From spring to fall, it is not uncommon for a well-maintained piano to drop 3-5 cents in pitch. (This is the result of changes in humidity – in spring and summer, without heaters on or fireplaces roaring and with the windows open to let in our Sunshine Coast seaside air, humidity is significantly higher in our homes than in the winter months.) Unfortunately, the pitch does not drop the same amount for every string. Typically, the pitch shifts much more in the middle of the piano. The result is a piano that is out of tune.
When tuning a piano, we check how many cents flat or sharp it is as this will determine whether or not the piano requires a pitch-raise before tuning. If the piano is significantly flat, we must bring it up to pitch first. It is like making a bust: you can't begin detailing the eye until you've shaped the blob of clay into something resembling a head. Once the pitch-raise is complete, the technician goes through the piano again, this time tuning more precisely.
In Mario Igrec’s comprehensive book, Pianos Inside Out, he writes, “A piano can be considered ‘under pitch’ when it is more than 5 cents too low. A discrepancy of as little as 3 cents can be destabilizing enough to merit treating the tuning as a pitch raise.” This is not to say a piano can’t be stable when raising the pitch 5 cents. In fact, I’ve encountered some strange pianos that seem stable after raising the pitch as much as 20 cents! This is not typical … spooky, right? Right?
But given how much a piano can change from season to season, just imagine what happens to the pitch after three years, five years or even ten years without a tuning!
If it’s been so long since the piano was tuned that you can’t remember if your kids were in high school or kindergarten at the time, the piano, without a doubt, requires a pitch raise as well as follow up tunings before stability returns. After ten years without a tuning, I would not be surprised to find the piano 30 cents or more flat.

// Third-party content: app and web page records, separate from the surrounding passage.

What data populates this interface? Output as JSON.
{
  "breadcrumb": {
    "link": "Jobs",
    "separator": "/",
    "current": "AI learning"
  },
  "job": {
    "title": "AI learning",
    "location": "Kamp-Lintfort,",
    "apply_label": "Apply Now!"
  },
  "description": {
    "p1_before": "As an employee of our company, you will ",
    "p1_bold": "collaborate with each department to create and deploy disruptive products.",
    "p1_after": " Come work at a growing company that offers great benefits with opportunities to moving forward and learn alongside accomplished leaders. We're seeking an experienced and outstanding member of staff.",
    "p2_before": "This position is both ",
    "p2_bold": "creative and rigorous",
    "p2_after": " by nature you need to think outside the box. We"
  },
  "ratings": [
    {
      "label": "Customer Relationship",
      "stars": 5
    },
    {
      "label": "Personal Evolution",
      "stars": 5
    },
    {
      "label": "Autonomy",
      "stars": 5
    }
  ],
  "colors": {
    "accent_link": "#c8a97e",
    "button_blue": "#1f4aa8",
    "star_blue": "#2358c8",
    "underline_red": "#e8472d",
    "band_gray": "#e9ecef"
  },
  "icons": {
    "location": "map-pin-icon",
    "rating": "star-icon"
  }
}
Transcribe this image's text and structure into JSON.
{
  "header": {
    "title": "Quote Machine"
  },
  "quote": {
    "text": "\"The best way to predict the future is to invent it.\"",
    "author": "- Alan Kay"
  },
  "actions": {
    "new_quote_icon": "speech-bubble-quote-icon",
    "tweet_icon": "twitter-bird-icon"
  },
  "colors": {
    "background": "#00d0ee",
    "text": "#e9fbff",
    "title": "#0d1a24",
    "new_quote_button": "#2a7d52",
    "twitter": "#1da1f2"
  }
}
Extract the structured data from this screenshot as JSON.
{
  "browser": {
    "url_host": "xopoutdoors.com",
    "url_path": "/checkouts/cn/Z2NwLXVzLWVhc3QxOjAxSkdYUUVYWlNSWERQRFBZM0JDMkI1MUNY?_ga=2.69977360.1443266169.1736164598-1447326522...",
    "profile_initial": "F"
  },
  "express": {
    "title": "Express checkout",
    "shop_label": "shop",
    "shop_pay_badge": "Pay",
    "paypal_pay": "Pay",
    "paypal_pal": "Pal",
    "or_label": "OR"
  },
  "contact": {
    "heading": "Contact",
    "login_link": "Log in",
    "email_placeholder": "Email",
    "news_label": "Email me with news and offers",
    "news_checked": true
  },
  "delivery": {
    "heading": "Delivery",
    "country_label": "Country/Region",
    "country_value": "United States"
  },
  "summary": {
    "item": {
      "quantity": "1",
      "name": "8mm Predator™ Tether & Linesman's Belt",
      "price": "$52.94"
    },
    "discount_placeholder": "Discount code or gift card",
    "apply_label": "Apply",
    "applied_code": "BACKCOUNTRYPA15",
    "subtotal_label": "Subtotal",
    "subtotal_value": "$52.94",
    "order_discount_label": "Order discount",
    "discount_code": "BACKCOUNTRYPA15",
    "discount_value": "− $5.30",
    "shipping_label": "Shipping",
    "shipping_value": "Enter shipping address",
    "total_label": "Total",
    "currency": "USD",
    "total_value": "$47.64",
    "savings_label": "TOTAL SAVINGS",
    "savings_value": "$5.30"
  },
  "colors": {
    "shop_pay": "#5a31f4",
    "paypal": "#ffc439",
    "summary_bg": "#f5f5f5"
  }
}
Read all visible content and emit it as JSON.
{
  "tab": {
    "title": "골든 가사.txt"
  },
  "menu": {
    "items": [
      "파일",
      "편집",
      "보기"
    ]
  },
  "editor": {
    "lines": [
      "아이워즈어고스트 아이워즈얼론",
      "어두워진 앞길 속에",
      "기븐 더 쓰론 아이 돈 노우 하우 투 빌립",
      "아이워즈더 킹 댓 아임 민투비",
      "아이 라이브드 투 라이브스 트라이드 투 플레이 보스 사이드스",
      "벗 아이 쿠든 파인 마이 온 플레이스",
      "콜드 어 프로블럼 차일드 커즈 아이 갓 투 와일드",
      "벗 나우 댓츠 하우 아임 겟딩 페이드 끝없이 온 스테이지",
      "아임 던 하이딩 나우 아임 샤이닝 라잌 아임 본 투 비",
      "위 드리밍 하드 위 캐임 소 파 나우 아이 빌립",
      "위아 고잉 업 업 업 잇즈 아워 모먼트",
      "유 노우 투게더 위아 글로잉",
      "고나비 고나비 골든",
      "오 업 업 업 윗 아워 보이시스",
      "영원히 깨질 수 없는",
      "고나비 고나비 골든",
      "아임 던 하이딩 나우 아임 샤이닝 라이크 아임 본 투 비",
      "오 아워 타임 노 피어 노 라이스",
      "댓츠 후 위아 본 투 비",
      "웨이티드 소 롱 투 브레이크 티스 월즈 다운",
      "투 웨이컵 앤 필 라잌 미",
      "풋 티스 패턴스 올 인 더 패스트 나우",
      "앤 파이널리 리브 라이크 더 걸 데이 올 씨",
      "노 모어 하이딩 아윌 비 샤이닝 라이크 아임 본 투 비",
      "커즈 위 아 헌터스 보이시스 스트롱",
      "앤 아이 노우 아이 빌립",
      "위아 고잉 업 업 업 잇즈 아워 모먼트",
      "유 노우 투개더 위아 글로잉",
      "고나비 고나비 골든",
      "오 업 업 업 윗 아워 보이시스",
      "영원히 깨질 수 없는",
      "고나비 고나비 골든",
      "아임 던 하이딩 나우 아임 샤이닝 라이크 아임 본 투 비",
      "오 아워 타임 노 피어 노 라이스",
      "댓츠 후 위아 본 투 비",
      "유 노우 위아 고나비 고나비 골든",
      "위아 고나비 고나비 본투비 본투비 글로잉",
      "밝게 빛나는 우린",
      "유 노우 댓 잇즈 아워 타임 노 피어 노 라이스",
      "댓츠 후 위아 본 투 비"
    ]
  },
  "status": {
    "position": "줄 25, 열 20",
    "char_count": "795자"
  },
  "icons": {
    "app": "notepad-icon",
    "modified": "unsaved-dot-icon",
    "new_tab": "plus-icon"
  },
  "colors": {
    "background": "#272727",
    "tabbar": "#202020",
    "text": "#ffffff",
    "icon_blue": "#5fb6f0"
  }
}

If the piano is 50 cents or more flat, Mario Igrec advises that you “re-tune the piano twice within 1-6 weeks.” If less than 50 cents, you will still want to have it re-tuned once more in that space of time. If it continues to sound great after raising the pitch 50 cents and no follow-up tuning is necessary, well, then you have a haunted piano.
Now, was that helpful or what?
Scary video, right?